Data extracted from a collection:
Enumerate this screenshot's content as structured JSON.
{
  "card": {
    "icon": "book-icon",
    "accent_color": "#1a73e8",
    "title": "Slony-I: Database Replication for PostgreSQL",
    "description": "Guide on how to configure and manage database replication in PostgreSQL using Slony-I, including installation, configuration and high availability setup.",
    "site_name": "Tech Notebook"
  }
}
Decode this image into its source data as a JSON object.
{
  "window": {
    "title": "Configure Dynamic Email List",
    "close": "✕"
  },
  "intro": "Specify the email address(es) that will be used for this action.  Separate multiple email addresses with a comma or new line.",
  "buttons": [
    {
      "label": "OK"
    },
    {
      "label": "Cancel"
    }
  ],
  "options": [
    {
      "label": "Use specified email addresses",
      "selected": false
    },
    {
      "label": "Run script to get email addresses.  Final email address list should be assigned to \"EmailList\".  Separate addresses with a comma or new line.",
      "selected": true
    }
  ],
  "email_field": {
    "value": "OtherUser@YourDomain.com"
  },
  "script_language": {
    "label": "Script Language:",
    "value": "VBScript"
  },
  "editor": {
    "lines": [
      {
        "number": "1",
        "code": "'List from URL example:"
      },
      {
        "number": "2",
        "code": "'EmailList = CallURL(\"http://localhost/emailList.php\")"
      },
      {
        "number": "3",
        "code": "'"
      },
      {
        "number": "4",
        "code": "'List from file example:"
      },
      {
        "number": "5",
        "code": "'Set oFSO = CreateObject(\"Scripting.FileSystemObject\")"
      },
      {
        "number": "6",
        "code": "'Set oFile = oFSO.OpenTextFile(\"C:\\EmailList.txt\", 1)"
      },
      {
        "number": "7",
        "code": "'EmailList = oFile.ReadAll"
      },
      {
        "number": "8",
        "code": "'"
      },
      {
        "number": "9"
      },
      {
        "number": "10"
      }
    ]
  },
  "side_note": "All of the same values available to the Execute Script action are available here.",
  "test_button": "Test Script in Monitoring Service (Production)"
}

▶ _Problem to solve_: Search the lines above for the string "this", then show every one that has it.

▶ _Response area_:
Enumerate this screenshot's content as structured JSON.
Decode this image into its source data as a JSON object.
  "intro": "Specify the email address(es) that will be used for this action.  Separate multiple email addresses with a comma or new line.",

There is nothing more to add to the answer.